As an Immunologist, the PI has extensive experience in cell culture, rodent husbandry and drug screening. With the use of recently acquired drug screening equipment within the Cytometry, Screening and Imaging Core, his group has recently developed assays for screening of chemical libraries on a variety of human cancer cells. The ultimate goal of these assays is to discover compounds that can kill specific cancer cells but not others. In recent months, the simultaneous screening of compounds of various human cancer cell lines has resulted in the detection of novel lead compounds with potent anti-lymphoma and anti-breast cancer activities. This research involves the participation and training of several undergraduates and graduate students; the majority of whom are from underrepresented minority groups.
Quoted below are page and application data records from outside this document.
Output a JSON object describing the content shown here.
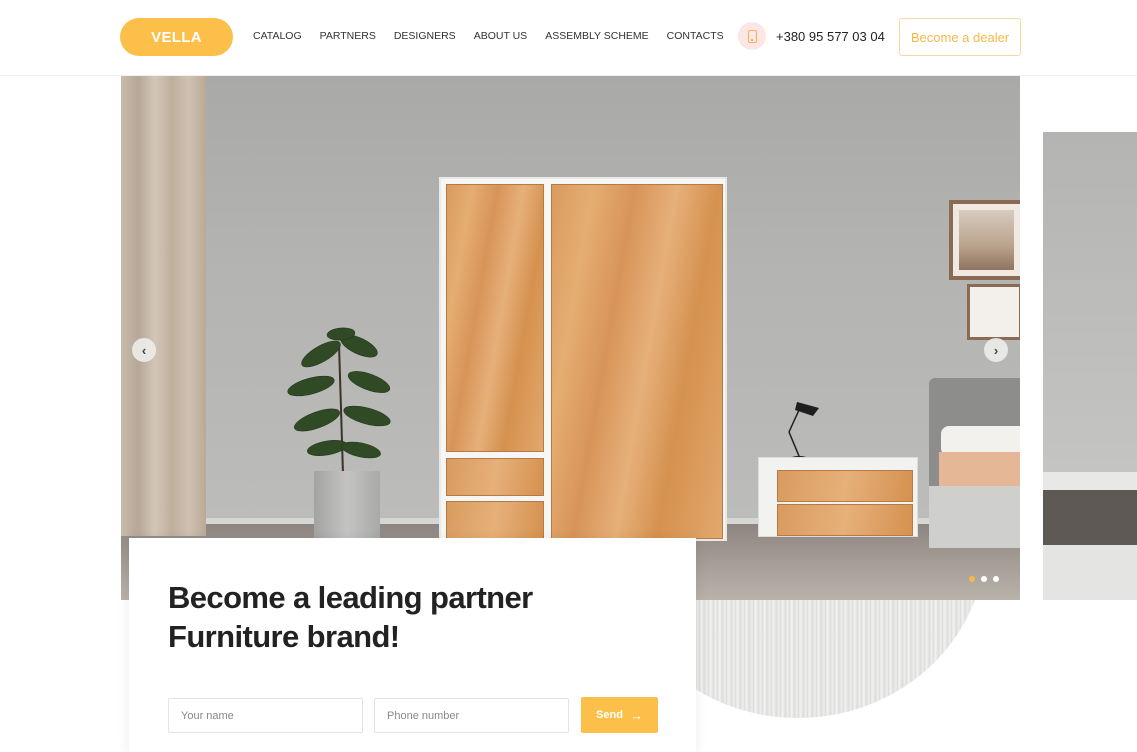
{
  "header": {
    "logo": "VELLA",
    "nav": [
      "CATALOG",
      "PARTNERS",
      "DESIGNERS",
      "ABOUT US",
      "ASSEMBLY SCHEME",
      "CONTACTS"
    ],
    "phone": "+380 95 577 03 04",
    "dealer_button": "Become a dealer"
  },
  "slider": {
    "prev_arrow": "‹",
    "next_arrow": "›",
    "dots_count": 3,
    "active_dot": 0
  },
  "form": {
    "headline_line1": "Become a leading partner",
    "headline_line2": "Furniture brand!",
    "name_placeholder": "Your name",
    "phone_placeholder": "Phone number",
    "send_label": "Send",
    "send_arrow": "→"
  },
  "colors": {
    "accent": "#fcbf4a",
    "accent_text": "#f6b948",
    "phone_icon_bg": "#fde6e6"
  }
}
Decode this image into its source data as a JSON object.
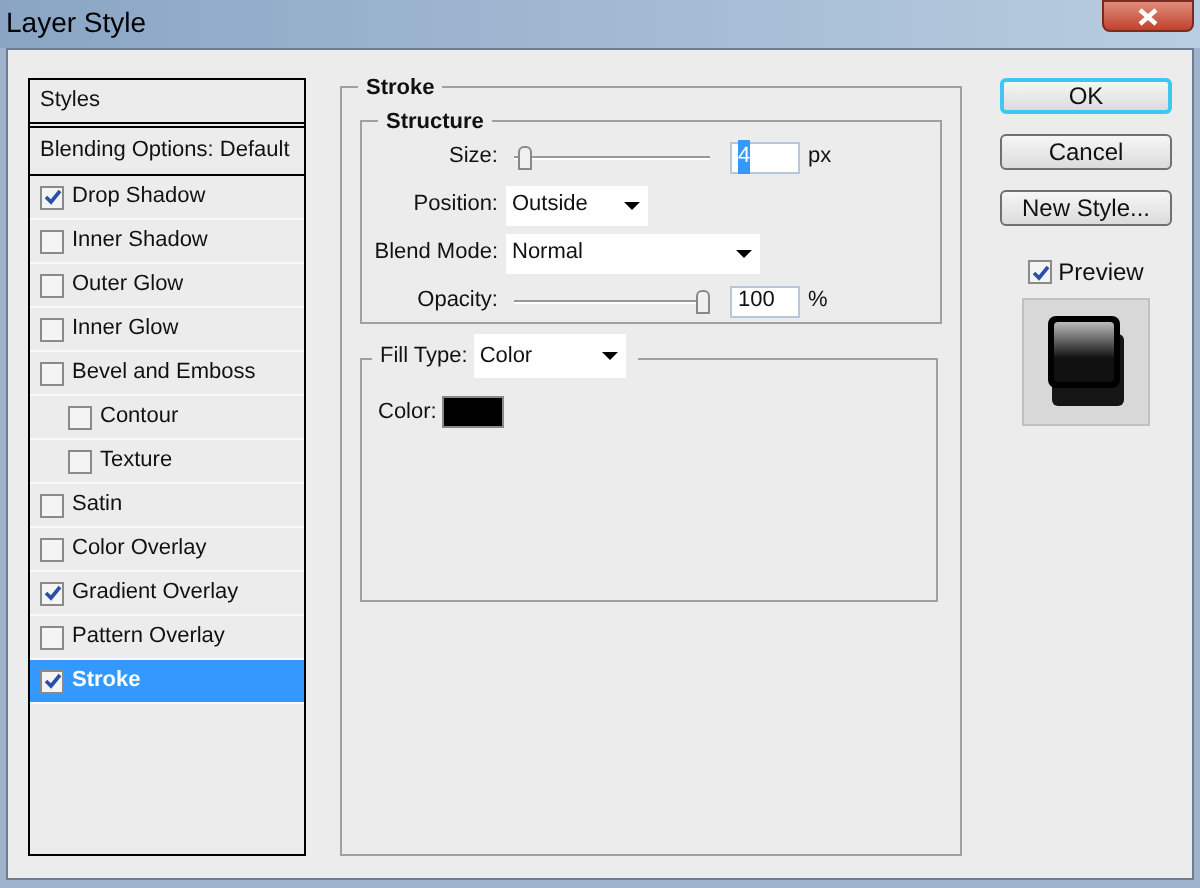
{
  "window": {
    "title": "Layer Style"
  },
  "sidebar": {
    "items": [
      {
        "kind": "header",
        "label": "Styles",
        "selected": false
      },
      {
        "kind": "option",
        "label": "Blending Options: Default",
        "selected": false
      },
      {
        "kind": "effect",
        "label": "Drop Shadow",
        "checked": true,
        "selected": false
      },
      {
        "kind": "effect",
        "label": "Inner Shadow",
        "checked": false,
        "selected": false
      },
      {
        "kind": "effect",
        "label": "Outer Glow",
        "checked": false,
        "selected": false
      },
      {
        "kind": "effect",
        "label": "Inner Glow",
        "checked": false,
        "selected": false
      },
      {
        "kind": "effect",
        "label": "Bevel and Emboss",
        "checked": false,
        "selected": false,
        "children": [
          {
            "kind": "effect",
            "label": "Contour",
            "checked": false,
            "selected": false
          },
          {
            "kind": "effect",
            "label": "Texture",
            "checked": false,
            "selected": false
          }
        ]
      },
      {
        "kind": "effect",
        "label": "Satin",
        "checked": false,
        "selected": false
      },
      {
        "kind": "effect",
        "label": "Color Overlay",
        "checked": false,
        "selected": false
      },
      {
        "kind": "effect",
        "label": "Gradient Overlay",
        "checked": true,
        "selected": false
      },
      {
        "kind": "effect",
        "label": "Pattern Overlay",
        "checked": false,
        "selected": false
      },
      {
        "kind": "effect",
        "label": "Stroke",
        "checked": true,
        "selected": true
      }
    ]
  },
  "panel": {
    "title": "Stroke",
    "structure": {
      "title": "Structure",
      "rows": [
        {
          "kind": "slider",
          "label": "Size:",
          "level": 0.02,
          "value": "4",
          "unit": "px"
        },
        {
          "kind": "select",
          "label": "Position:",
          "value": "Outside"
        },
        {
          "kind": "select",
          "label": "Blend Mode:",
          "value": "Normal"
        },
        {
          "kind": "slider",
          "label": "Opacity:",
          "level": 1,
          "value": "100",
          "unit": "%"
        }
      ]
    },
    "fill": {
      "label": "Fill Type:",
      "value": "Color",
      "color_label": "Color:",
      "color": "#000000"
    }
  },
  "buttons": [
    {
      "label": "OK",
      "default": true
    },
    {
      "label": "Cancel",
      "default": false
    },
    {
      "label": "New Style...",
      "default": false
    }
  ],
  "preview": {
    "label": "Preview",
    "checked": true
  }
}
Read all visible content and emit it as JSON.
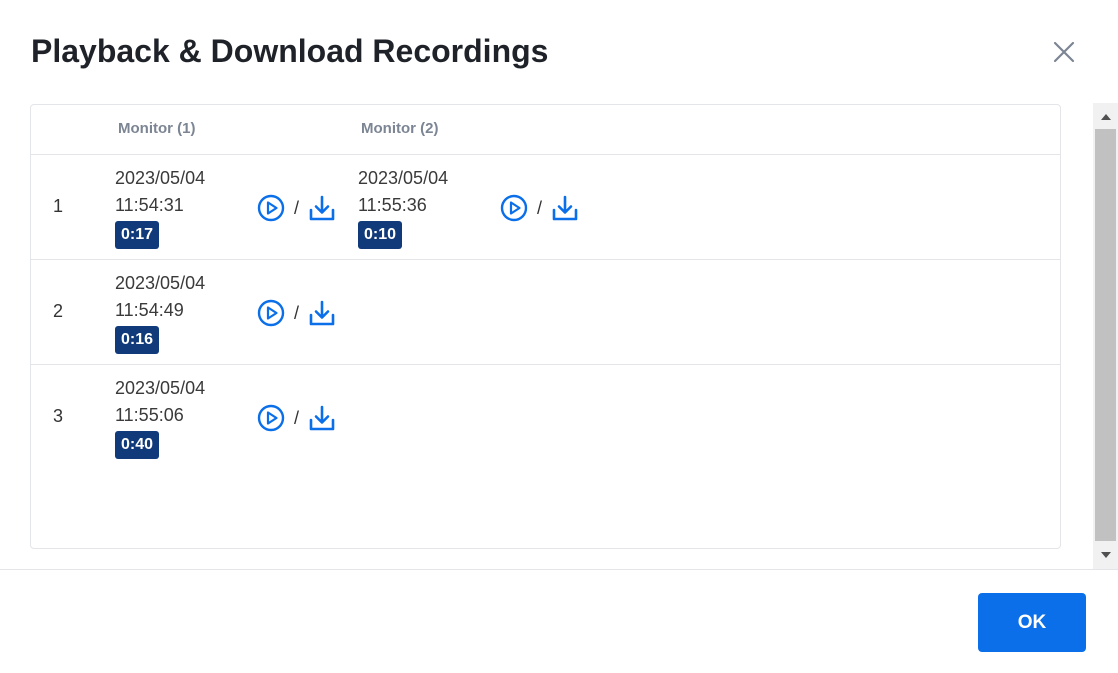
{
  "dialog": {
    "title": "Playback & Download Recordings",
    "close_icon": "close-icon",
    "ok_label": "OK",
    "accent_color": "#0a6fe8",
    "badge_color": "#103a7a"
  },
  "table": {
    "columns": [
      "Monitor (1)",
      "Monitor (2)"
    ],
    "action_separator": "/",
    "rows": [
      {
        "index": "1",
        "monitors": [
          {
            "date": "2023/05/04",
            "time": "11:54:31",
            "duration": "0:17"
          },
          {
            "date": "2023/05/04",
            "time": "11:55:36",
            "duration": "0:10"
          }
        ]
      },
      {
        "index": "2",
        "monitors": [
          {
            "date": "2023/05/04",
            "time": "11:54:49",
            "duration": "0:16"
          }
        ]
      },
      {
        "index": "3",
        "monitors": [
          {
            "date": "2023/05/04",
            "time": "11:55:06",
            "duration": "0:40"
          }
        ]
      }
    ]
  },
  "icons": {
    "play": "play-circle-icon",
    "download": "download-icon",
    "scroll_up": "scroll-up-arrow-icon",
    "scroll_down": "scroll-down-arrow-icon"
  }
}
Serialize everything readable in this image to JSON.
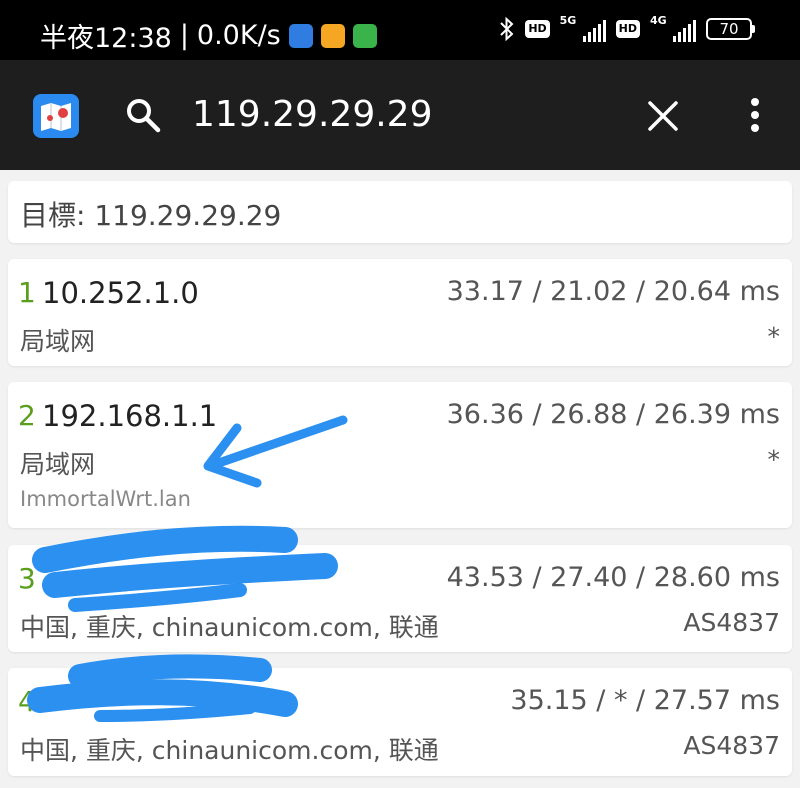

Dr. Renato Aguilera obtained his Ph.D. from U.C. Berkeley in 1987 and was a tenured professor at UCLA for 14 years. Dr. Aguilera's research has been continuously funded by federal grants since 1989 and he currently works on anticancer drug discovery. Dr. Aguilera obtained his BS and MS degrees in Microbiology from The University of Texas at El Paso (UTEP) and joined this university in 2002 as a Full Professor and Director of the Biology Graduate Program. He is the director of the Cytometry, Screening and Imaging Core facility and RCMI Program Director of the Border Biomedical Research Center at UTEP. Dr. Aguilera has been the director of the Research Initiative for Scientific Enhancement (RISE) Scholars training program since 2003 and will continue to direct this program till 2022. The recently renewed RISE program will train 25 undergraduates and 15 graduate students from underrepresented minority groups. For his long-standing commitment to student training and mentorship, he received the prestigious American Society for Microbiology William A. Hinton Research Training Award in 2010 and the SACNAS Distinguished Research Mentor Award in 2013 . Dr. Aguilera was the chair of the Minority Affairs Committee of the American Society for Cell Biology from 2010-16). In addition, he has served on the Board of Scientific Councilor’s of the NIEHS, on the Committee of Visitors of NSF, and on several NIH grant review panels.